Bob Dylan once sang “The Times They Are A-Changin’”, and whilst Ron Burgundy may have never heard that song, the rare disease community certainly has…and so have I. I am now beginning to transition to a new phase in the development of the World Orphan Drugs Congress, whereby I take ALL the information I’ve gathered from reading, emailing and telephone calling, put it on a big piece of paper and begin to break the prevalent topics down.
I know the areas I need to focus on, now all I have to do is find the details. It’s like knowing the correct section of the library, but are unsure of which book is most relevant to you.
Herein lies the next challenge. Getting the right details to make my event
C: Progressively provocative
and from a commercial/sheer personal competitiveness point of view
D: Outclassing every other rare disease/orphan drug event on the market.
(I put that last bit in bold as I wanted it to read like I was bellowing it like Leonidas of Sparta)
This is essentially the stage that will make or break the event. I’ve got to sift through everything I’ve learnt over the past two months, find the key details, consider how they are commercially viable (so as to sell tickets) and all of the previously mentioned points of A-D…no pressure then.
The most satisfying thing is seeing all the little bits of information, all the little pieces of the puzzle, begin to fit together. It’s coming together on paper now, rather than my brain.
So, I have the information, it’s taken shape, so how does this affect the world of orphan drugs and rare diseases?
Well, I shall tell you.

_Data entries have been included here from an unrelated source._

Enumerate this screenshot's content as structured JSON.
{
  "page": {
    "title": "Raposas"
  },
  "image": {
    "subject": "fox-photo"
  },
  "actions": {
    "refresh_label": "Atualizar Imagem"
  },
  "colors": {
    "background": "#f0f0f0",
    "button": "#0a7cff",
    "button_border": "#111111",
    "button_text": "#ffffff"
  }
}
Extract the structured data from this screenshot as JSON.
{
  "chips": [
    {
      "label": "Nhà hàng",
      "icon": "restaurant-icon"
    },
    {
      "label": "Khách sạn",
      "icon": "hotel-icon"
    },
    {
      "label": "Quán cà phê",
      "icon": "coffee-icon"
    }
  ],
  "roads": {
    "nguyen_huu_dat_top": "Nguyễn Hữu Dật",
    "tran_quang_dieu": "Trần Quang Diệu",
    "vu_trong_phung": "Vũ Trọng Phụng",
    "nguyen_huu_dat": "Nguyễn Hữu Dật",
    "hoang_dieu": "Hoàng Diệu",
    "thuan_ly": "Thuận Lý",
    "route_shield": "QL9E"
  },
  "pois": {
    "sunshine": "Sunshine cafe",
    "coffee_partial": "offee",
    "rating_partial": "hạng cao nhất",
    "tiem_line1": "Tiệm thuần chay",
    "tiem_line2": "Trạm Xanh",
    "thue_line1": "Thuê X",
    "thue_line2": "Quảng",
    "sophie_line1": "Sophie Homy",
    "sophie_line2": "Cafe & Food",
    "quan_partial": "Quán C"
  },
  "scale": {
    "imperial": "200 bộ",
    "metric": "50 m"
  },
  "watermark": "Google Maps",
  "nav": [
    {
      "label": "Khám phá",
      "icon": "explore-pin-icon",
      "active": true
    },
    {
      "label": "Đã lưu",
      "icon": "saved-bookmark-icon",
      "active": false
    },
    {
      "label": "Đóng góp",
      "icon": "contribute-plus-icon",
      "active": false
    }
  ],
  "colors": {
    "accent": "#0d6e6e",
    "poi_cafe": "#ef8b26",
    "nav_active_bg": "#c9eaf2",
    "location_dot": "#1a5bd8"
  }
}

The one big issue that keeps coming up again and again and again is the disparity between the various parts of the orphan drug chain. You have all these interlinked component parts, from biotechs to regulators to patients to pharmas, as well as the CMOs, CROs, HTAs and all the other acronyms you could think of who rely on each other to work with them efficiently and effectively, but sadly, as with most things in life, it doesn’t quite work out.
Now, I should point out to you, dear reader, that that is not a criticism. It is an observation. An observation I have made after looking at all the angles, stepping back, looking at all the angles again, going away to make some tea, then returning to look at them for a third time.
In fact, it’s practically a conclusion…a personal, observational conclusion if you will.
Now, we have identified the big issue, based on all the information. We have built up a picture of what we need to do, now we need to action it. I would say “Lets jump in the Terrapinn World Orphan Drugs Congress Batmobile and get’er done!” but sadly we don’t have one (yet) and honestly, it’s only a two seater, so we’d have to bunch up…put someone on the floor maybe…someone else goes in the boot (or ‘trunk’ for you American readers)…but I digress.
While I may not have a Batmobile (yet), what I do have is an event and an event with an agenda. These are two very powerful things to use to get people to talk to each other, especially from a cross-sector perspective. Everyone who I have spoken to has identified the need for all stakeholder interaction, unifying perspectives and aligning goals to create a cohesive, comprehensive, united front to tackle rare diseases…which frankly is a massive task…hang on…going to need some coffee to tackle the next bit…
Right, I’m back…blast…spilt some…two secs…need to mop it up…eww…right, let’s try that again…
I want to bring everyone together in this event, all the sides, the groups, the factions, the representatives, and the organisations, because honestly, that’s what needs to be done. And to do this, I’m going to try and make the agenda as fair, balanced, inclusive and progressive as possible so that everyone can get involved. This years event has one eye firmly on the hear and now, and another on the future. Being able to deal with the immediate challenges by putting solutions into action right away means that we are very well positioned to take on the unforeseen future challenges that are emerging…which means another congress…which means I get to keep my job…It’s a win-win situation!
However, I am just a man (6 foot 2 and 13.5 stone of pure British handsome of course, but in the grand scheme of things, I am just a man), so what needs to happen if for everyone else to start pushing all the other parts to interact better, talk more, meet more and work closer. In the paraphrased words of Lord Kitchner “I Need You” to do your very best for each other. I’m creating the forum, the space and the event…now I need you to attend and start making a difference.
We’re all one big rare disease/orphan drug family, we all want the same thing, we just have to start working for the greater good, for the betterment of each other, putting aside the more self serving aims and start making some changes because if we don’t…we’ll be in trouble.
Thanks for reading
If you’d like to get in touch, please do drop me an email at firstname.lastname@example.org or tweet me @HBlackstaffe.
Thanks again for reading
p.s. Sorry about the slightly ominous ending, but I felt it was needed.